Nothing stresses out a potluck host more than when everyone shows up with a raw veggie platter instead of the casserole they said they were making. Also, make a bit more than you think you might need. In a potluck situation, it’s better to have a little too much than not enough.

Ask ahead of time if you’ll need oven space.

Best potluck practice? Bring something warm and ready to serve. But if you’ll need a brief reheat, make sure you let your host know in advance. And be flexible – the oven may be full right up to party time.

Bring everything you’ll need to serve your dish.

Reduce your host’s stress by coming prepared. Potholders or a kitchen towl to put your dish on, a ladle or spatula for serving, Maybe even a trivet to protect the table. The less you have to borrow from your host’s kitchen the better.

Take your stuff with you when you leave.

If you have leftovers, take them. Your host doesn’t want to sort out 15 casserole dishes, then wash and return them. Wrap it back up and bring it on home. Same goes if your dish is empty, of course.

Offer to host the next one.

Had a great time? Plan a potluck at your place. Better start brainstorming themes!

Ever hosted or attended an awesome – or awful – potluck? Tell us all about it!

Got Leftover Easter Ham? Try This Recipe.

Skip the ham sandwiches and make this mouthwatering, warm and crusty take on the classic diner Monte Cristo sandwich.

You could make scalloped potatoes or mac and cheese with leftover ham. Or even plain old ham sandwiches. Or you could try this mouthwatering, warm and crusty, crunchy on the outside, melty on the inside version of the classic Monte Cristo sandwich.

Monte Cristo Calzone

You need:

  • 1 lb whole wheat pizza dough (make it yourself or buy it packaged, usually in the freezer or deli section of the grocery store)
  • 1 Tbsp olive oil, plus more for brushing pan
  • 2 Tbsp dijon mustard
  • 1/2 lb (7 or 8 thin slices) cooked ham
  • 2 cups sharp cheddar cheese, grated
  • 1 egg, beaten
  • Kosher salt and black pepper to taste
  • Preheat your oven to 400

Generously brush a rimmed baking sheet with olive oil, or line with parchment paper.

Roll out your dough on a lightly floured surface until you have a rectangle roughly the size of your baking sheet.
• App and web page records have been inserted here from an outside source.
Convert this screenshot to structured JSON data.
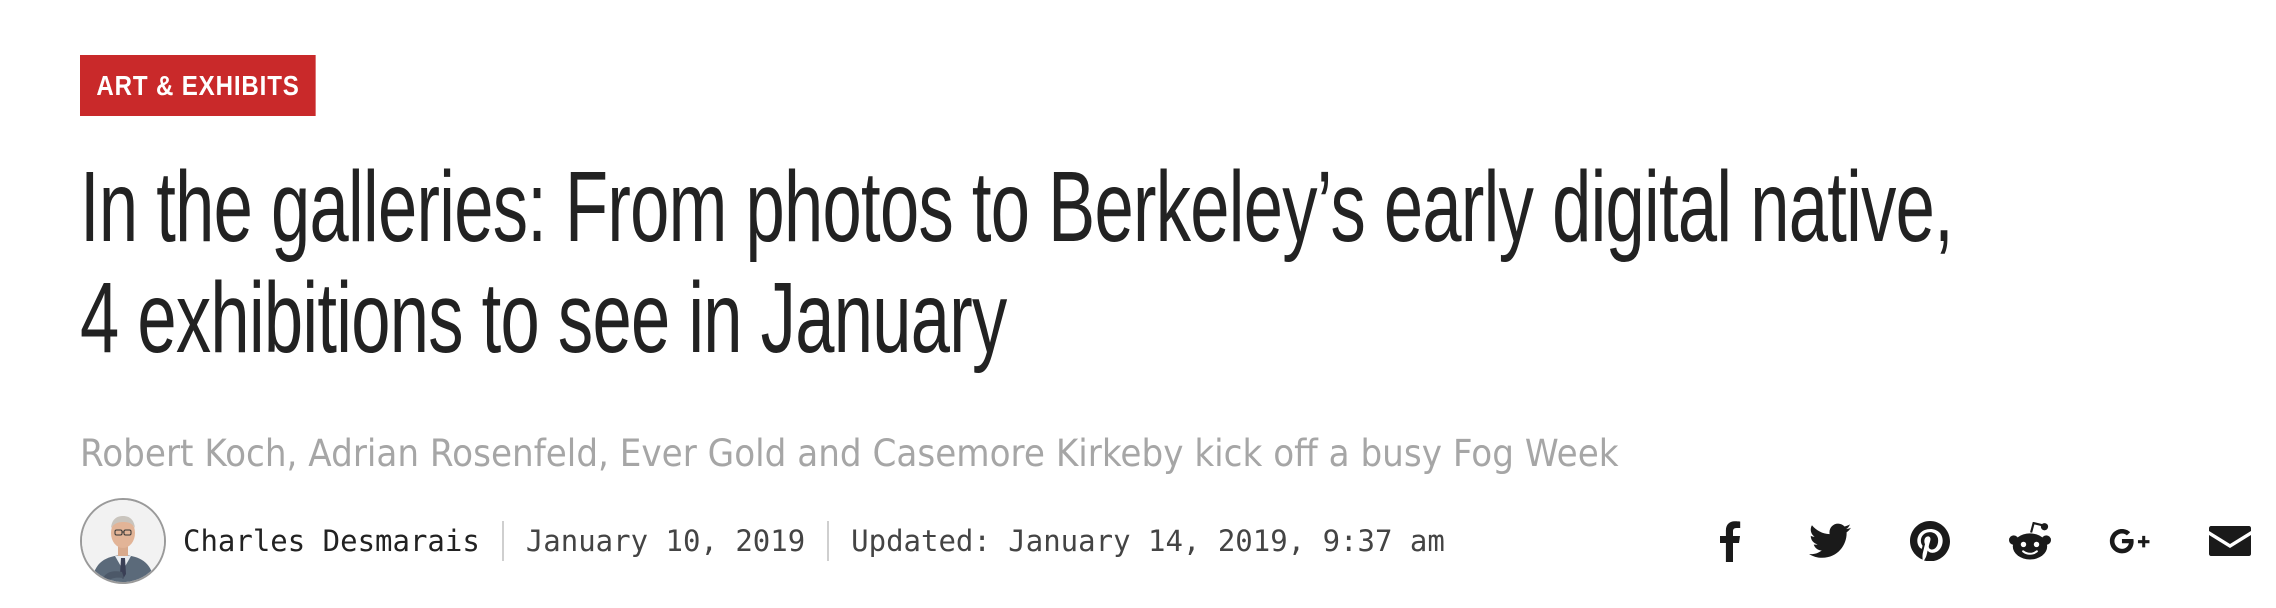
{
  "article": {
    "category": "ART & EXHIBITS",
    "headline_line1": "In the galleries: From photos to Berkeley’s early digital native,",
    "headline_line2": "4 exhibitions to see in January",
    "dek": "Robert Koch, Adrian Rosenfeld, Ever Gold and Casemore Kirkeby kick off a busy Fog Week",
    "author": "Charles Desmarais",
    "published": "January 10, 2019",
    "updated": "Updated: January 14, 2019, 9:37 am"
  },
  "share": {
    "icons": [
      "facebook-icon",
      "twitter-icon",
      "pinterest-icon",
      "reddit-icon",
      "google-plus-icon",
      "email-icon"
    ],
    "gplus_label": "G+"
  },
  "colors": {
    "category_badge": "#c9292a",
    "headline": "#222222",
    "dek": "#a6a6a6",
    "share_icons": "#1a1a1a"
  }
}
Drizzle the Tbsp of olive oil over the dough, then spread the dijon mustard evenly over the top. Arrange the ham slices over the mustard, then cover  with the cheese.  Sprinkle liberally with black pepper.
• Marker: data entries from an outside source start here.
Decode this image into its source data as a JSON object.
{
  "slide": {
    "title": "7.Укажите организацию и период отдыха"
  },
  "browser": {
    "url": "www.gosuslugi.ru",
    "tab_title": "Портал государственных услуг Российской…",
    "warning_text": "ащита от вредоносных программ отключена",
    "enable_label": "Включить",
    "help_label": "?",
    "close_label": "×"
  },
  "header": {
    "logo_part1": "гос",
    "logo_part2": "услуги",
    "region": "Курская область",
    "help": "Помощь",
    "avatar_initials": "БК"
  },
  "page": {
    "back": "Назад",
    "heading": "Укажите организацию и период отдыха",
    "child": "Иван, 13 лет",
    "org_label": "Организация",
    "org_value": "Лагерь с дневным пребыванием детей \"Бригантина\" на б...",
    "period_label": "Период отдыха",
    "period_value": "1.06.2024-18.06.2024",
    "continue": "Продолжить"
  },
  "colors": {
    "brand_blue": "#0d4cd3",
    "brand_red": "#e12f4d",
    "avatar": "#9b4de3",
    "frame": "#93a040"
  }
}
With a long side of the dough rectangle facing you, fold the dough over gently once to about the halfway point of the rectangle, then fold the other long side up and over that edge, like you would fold a letter to put in an envelope. Press down on the seam in the dough to seal it. Use a sharp knife to cut the long roll in half crosswise, so you have two approximately 7 inch-long rolls. Transfer them to the baking sheet, side by side. Brush the tops with the beaten egg, and sprinkle with the salt.
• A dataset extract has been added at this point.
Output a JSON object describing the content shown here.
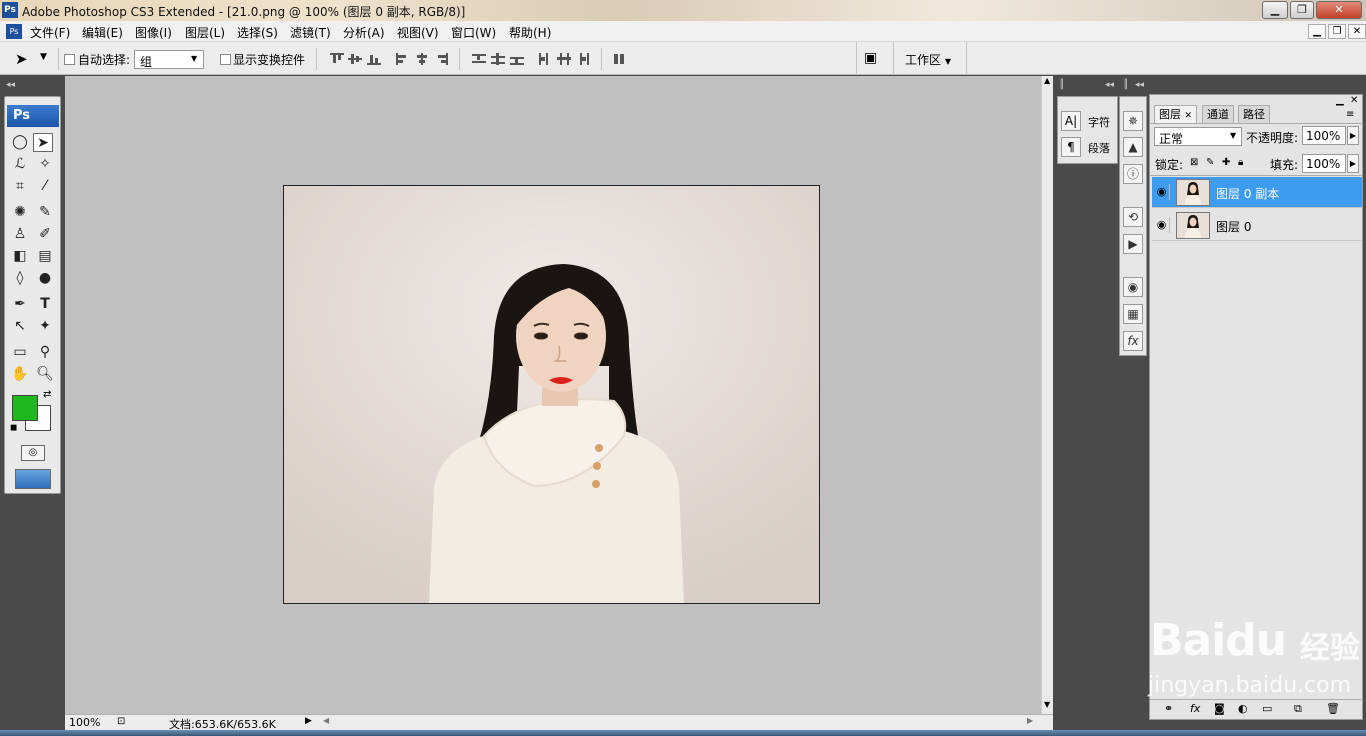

Bake for 10 minutes at 400 degrees, seam side up, until the top begins to brown. Using a spatula, carefully flip the rolls over so the seam side is down, and bake for another 10  minutes, or until both sides are nicely brown and crispy in spots.

Remove from the oven and cool for a few minutes before slicing. Serve with a green salad.